### DATA LISTING

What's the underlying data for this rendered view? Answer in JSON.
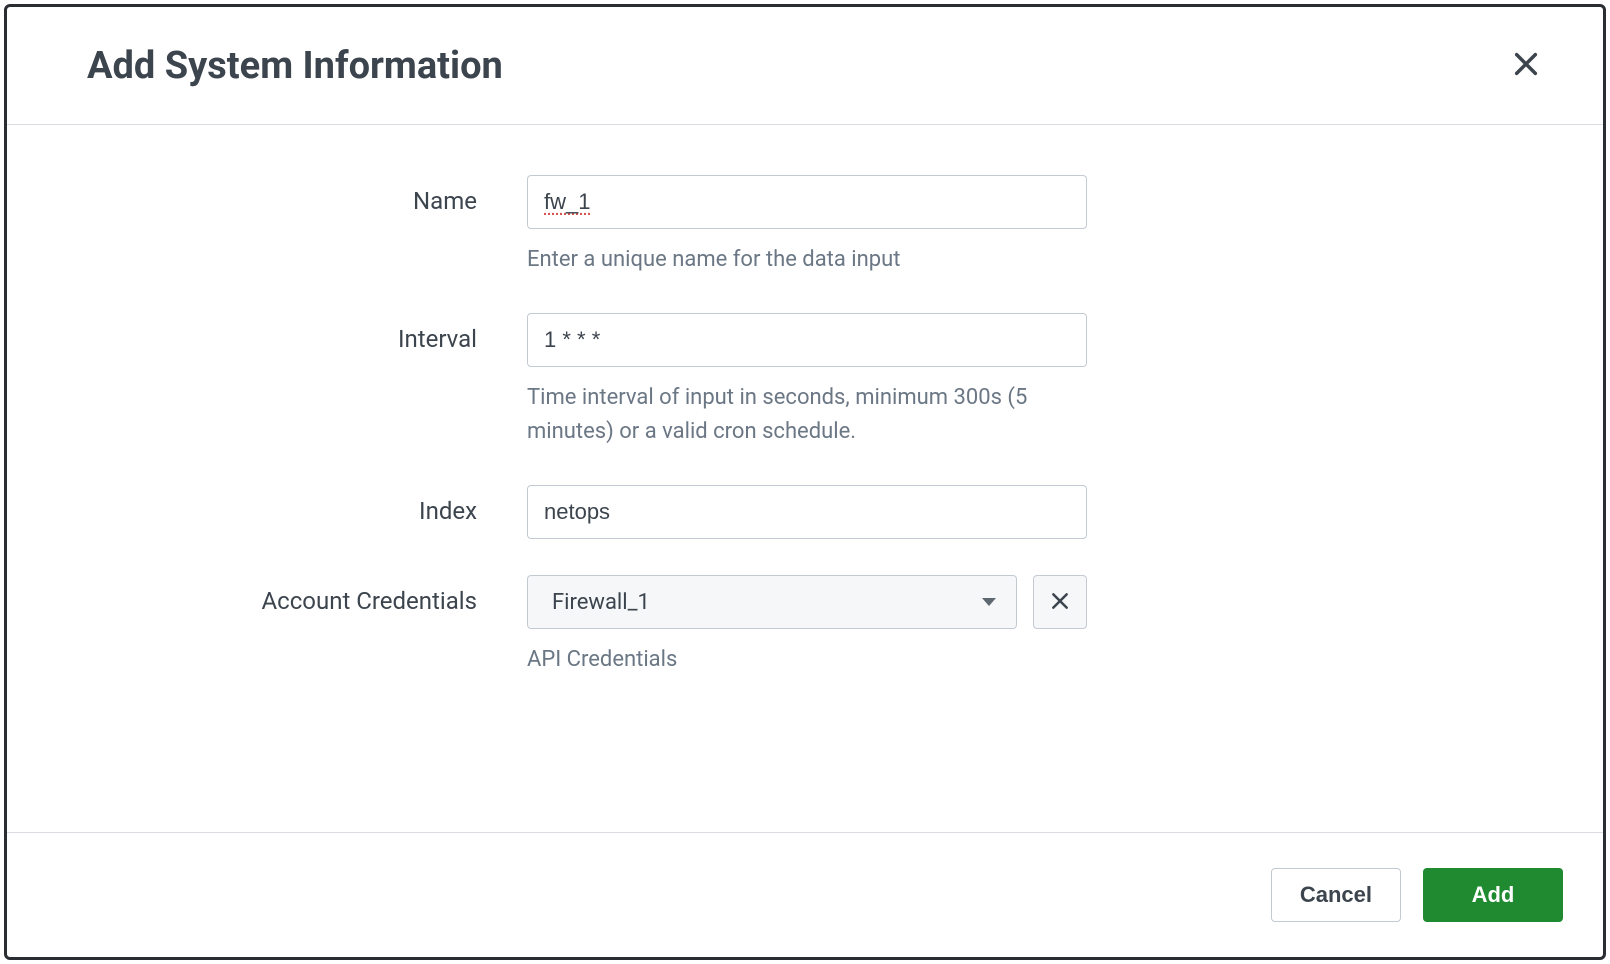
{
  "modal": {
    "title": "Add System Information"
  },
  "form": {
    "name": {
      "label": "Name",
      "value": "fw_1",
      "help": "Enter a unique name for the data input"
    },
    "interval": {
      "label": "Interval",
      "value": "1 * * *",
      "help": "Time interval of input in seconds, minimum 300s (5 minutes) or a valid cron schedule."
    },
    "index": {
      "label": "Index",
      "value": "netops"
    },
    "account": {
      "label": "Account Credentials",
      "value": "Firewall_1",
      "help": "API Credentials"
    }
  },
  "footer": {
    "cancel": "Cancel",
    "add": "Add"
  }
}
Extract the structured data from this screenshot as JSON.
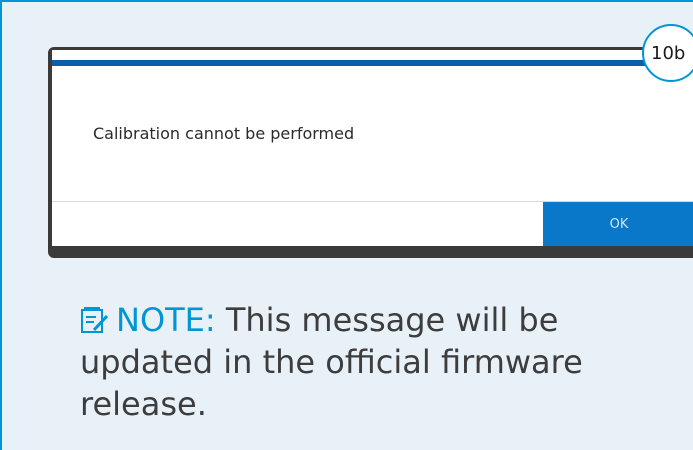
{
  "dialog": {
    "message": "Calibration cannot be performed",
    "ok_label": "OK"
  },
  "callout": {
    "label": "10b"
  },
  "note": {
    "icon": "note-icon",
    "label": "NOTE:",
    "text": " This message will be updated in the official firmware release."
  },
  "colors": {
    "accent": "#0096d6",
    "button": "#0a78c8",
    "dialog_bar": "#0a5fa8",
    "panel_bg": "#e9f1f8",
    "frame": "#3a3a3a"
  }
}
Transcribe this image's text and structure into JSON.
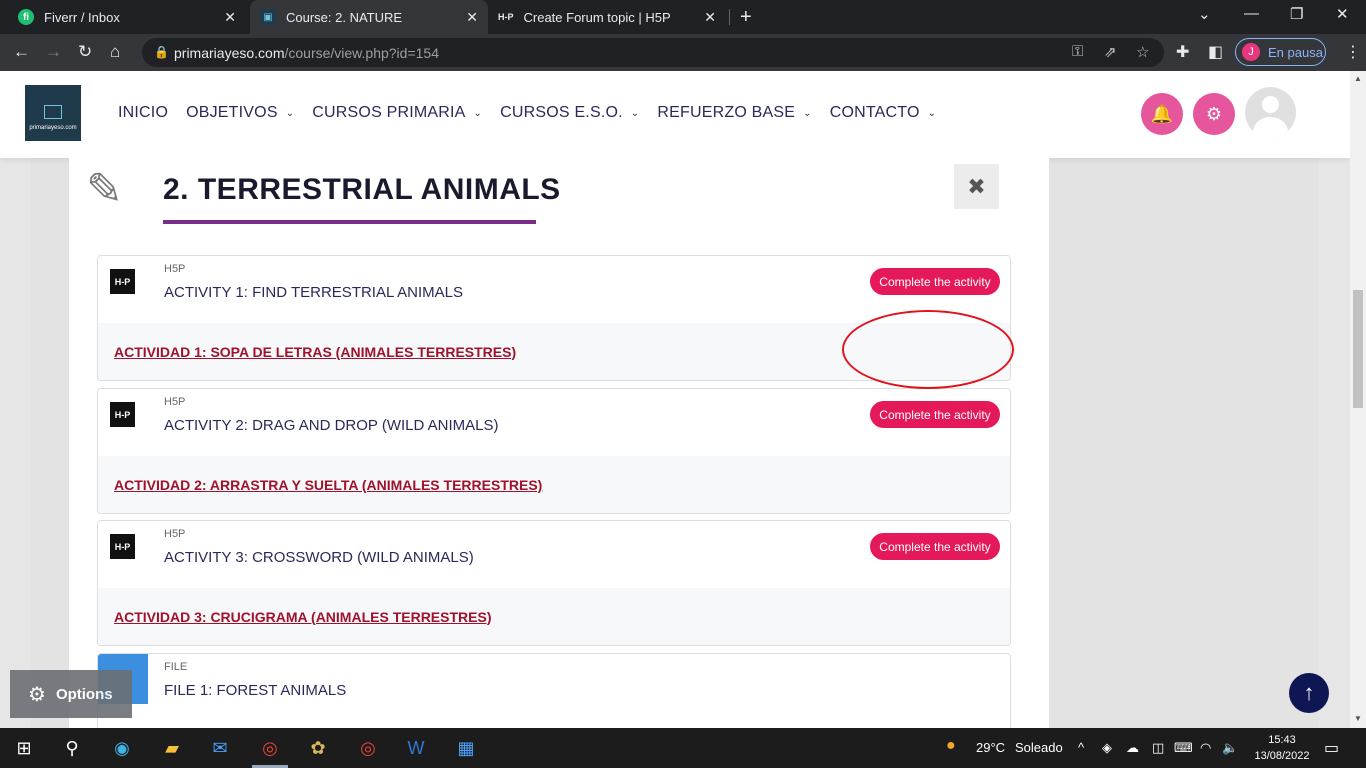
{
  "browser": {
    "tabs": [
      {
        "title": "Fiverr / Inbox",
        "active": false,
        "favicon": "fiverr-icon",
        "favicon_color": "#1dbf73",
        "favicon_glyph": "fi"
      },
      {
        "title": "Course: 2. NATURE",
        "active": true,
        "favicon": "site-icon",
        "favicon_color": "#1f3a4b",
        "favicon_glyph": "▣"
      },
      {
        "title": "Create Forum topic | H5P",
        "active": false,
        "favicon": "h5p-icon",
        "favicon_color": "#202124",
        "favicon_glyph": "H-P"
      }
    ],
    "url_domain": "primariayeso.com",
    "url_path": "/course/view.php?id=154",
    "profile_initial": "J",
    "profile_status": "En pausa"
  },
  "site": {
    "logo_text": "primariayeso.com",
    "menu": [
      {
        "label": "INICIO",
        "has_dropdown": false
      },
      {
        "label": "OBJETIVOS",
        "has_dropdown": true
      },
      {
        "label": "CURSOS PRIMARIA",
        "has_dropdown": true
      },
      {
        "label": "CURSOS E.S.O.",
        "has_dropdown": true
      },
      {
        "label": "REFUERZO BASE",
        "has_dropdown": true
      },
      {
        "label": "CONTACTO",
        "has_dropdown": true
      }
    ]
  },
  "section": {
    "title": "2. TERRESTRIAL ANIMALS",
    "close_glyph": "✖"
  },
  "activities": [
    {
      "type": "H5P",
      "name": "ACTIVITY 1: FIND TERRESTRIAL ANIMALS",
      "cta": "Complete the activity",
      "link": "ACTIVIDAD 1: SOPA DE LETRAS (ANIMALES TERRESTRES)",
      "icon": "h5p-icon"
    },
    {
      "type": "H5P",
      "name": "ACTIVITY 2: DRAG AND DROP (WILD ANIMALS)",
      "cta": "Complete the activity",
      "link": "ACTIVIDAD 2: ARRASTRA Y SUELTA (ANIMALES TERRESTRES)",
      "icon": "h5p-icon"
    },
    {
      "type": "H5P",
      "name": "ACTIVITY 3: CROSSWORD (WILD ANIMALS)",
      "cta": "Complete the activity",
      "link": "ACTIVIDAD 3:  CRUCIGRAMA (ANIMALES TERRESTRES)",
      "icon": "h5p-icon"
    },
    {
      "type": "FILE",
      "name": "FILE 1: FOREST ANIMALS",
      "icon": "file-icon"
    }
  ],
  "options_label": "Options",
  "taskbar": {
    "weather_temp": "29°C",
    "weather_desc": "Soleado",
    "time": "15:43",
    "date": "13/08/2022"
  },
  "colors": {
    "accent_pink": "#e5569c",
    "cta_red": "#e5185a",
    "link_red": "#a0122b",
    "title_underline": "#7a2c8a",
    "annotation_circle": "#e0141e"
  }
}
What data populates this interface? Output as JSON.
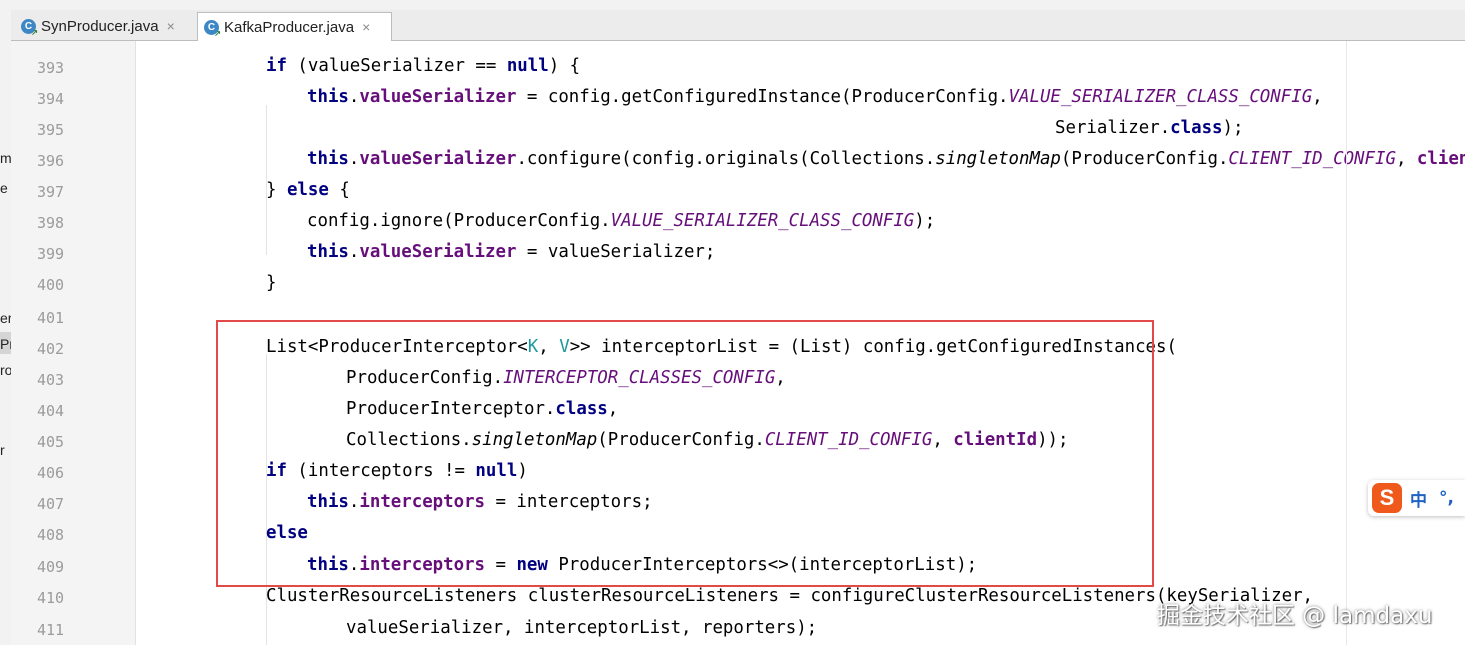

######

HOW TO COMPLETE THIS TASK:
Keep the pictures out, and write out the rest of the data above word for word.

ANSWER SPACE:
What's the underlying data for this rendered view? Answer in JSON.
{
  "modal": {
    "title": "Add System Information"
  },
  "form": {
    "name": {
      "label": "Name",
      "value": "fw_1",
      "help": "Enter a unique name for the data input"
    },
    "interval": {
      "label": "Interval",
      "value": "1 * * *",
      "help": "Time interval of input in seconds, minimum 300s (5 minutes) or a valid cron schedule."
    },
    "index": {
      "label": "Index",
      "value": "netops"
    },
    "account": {
      "label": "Account Credentials",
      "value": "Firewall_1",
      "help": "API Credentials"
    }
  },
  "footer": {
    "cancel": "Cancel",
    "add": "Add"
  }
}
Extract the structured data from this screenshot as JSON.
{
  "dialog": {
    "message": "Calibration cannot be performed",
    "ok_label": "OK"
  },
  "callout": {
    "label": "10b"
  },
  "note": {
    "icon": "note-icon",
    "label": "NOTE:",
    "text": " This message will be updated in the official firmware release."
  },
  "colors": {
    "accent": "#0096d6",
    "button": "#0a78c8",
    "dialog_bar": "#0a5fa8",
    "panel_bg": "#e9f1f8",
    "frame": "#3a3a3a"
  }
}
Transcribe this image's text and structure into JSON.
{
  "browser": {
    "tabs": [
      {
        "title": "Fiverr / Inbox",
        "active": false,
        "favicon": "fiverr-icon",
        "favicon_color": "#1dbf73",
        "favicon_glyph": "fi"
      },
      {
        "title": "Course: 2. NATURE",
        "active": true,
        "favicon": "site-icon",
        "favicon_color": "#1f3a4b",
        "favicon_glyph": "▣"
      },
      {
        "title": "Create Forum topic | H5P",
        "active": false,
        "favicon": "h5p-icon",
        "favicon_color": "#202124",
        "favicon_glyph": "H-P"
      }
    ],
    "url_domain": "primariayeso.com",
    "url_path": "/course/view.php?id=154",
    "profile_initial": "J",
    "profile_status": "En pausa"
  },
  "site": {
    "logo_text": "primariayeso.com",
    "menu": [
      {
        "label": "INICIO",
        "has_dropdown": false
      },
      {
        "label": "OBJETIVOS",
        "has_dropdown": true
      },
      {
        "label": "CURSOS PRIMARIA",
        "has_dropdown": true
      },
      {
        "label": "CURSOS E.S.O.",
        "has_dropdown": true
      },
      {
        "label": "REFUERZO BASE",
        "has_dropdown": true
      },
      {
        "label": "CONTACTO",
        "has_dropdown": true
      }
    ]
  },
  "section": {
    "title": "2. TERRESTRIAL ANIMALS",
    "close_glyph": "✖"
  },
  "activities": [
    {
      "type": "H5P",
      "name": "ACTIVITY 1: FIND TERRESTRIAL ANIMALS",
      "cta": "Complete the activity",
      "link": "ACTIVIDAD 1: SOPA DE LETRAS (ANIMALES TERRESTRES)",
      "icon": "h5p-icon"
    },
    {
      "type": "H5P",
      "name": "ACTIVITY 2: DRAG AND DROP (WILD ANIMALS)",
      "cta": "Complete the activity",
      "link": "ACTIVIDAD 2: ARRASTRA Y SUELTA (ANIMALES TERRESTRES)",
      "icon": "h5p-icon"
    },
    {
      "type": "H5P",
      "name": "ACTIVITY 3: CROSSWORD (WILD ANIMALS)",
      "cta": "Complete the activity",
      "link": "ACTIVIDAD 3:  CRUCIGRAMA (ANIMALES TERRESTRES)",
      "icon": "h5p-icon"
    },
    {
      "type": "FILE",
      "name": "FILE 1: FOREST ANIMALS",
      "icon": "file-icon"
    }
  ],
  "options_label": "Options",
  "taskbar": {
    "weather_temp": "29°C",
    "weather_desc": "Soleado",
    "time": "15:43",
    "date": "13/08/2022"
  },
  "colors": {
    "accent_pink": "#e5569c",
    "cta_red": "#e5185a",
    "link_red": "#a0122b",
    "title_underline": "#7a2c8a",
    "annotation_circle": "#e0141e"
  }
}
What data populates this interface? Output as JSON.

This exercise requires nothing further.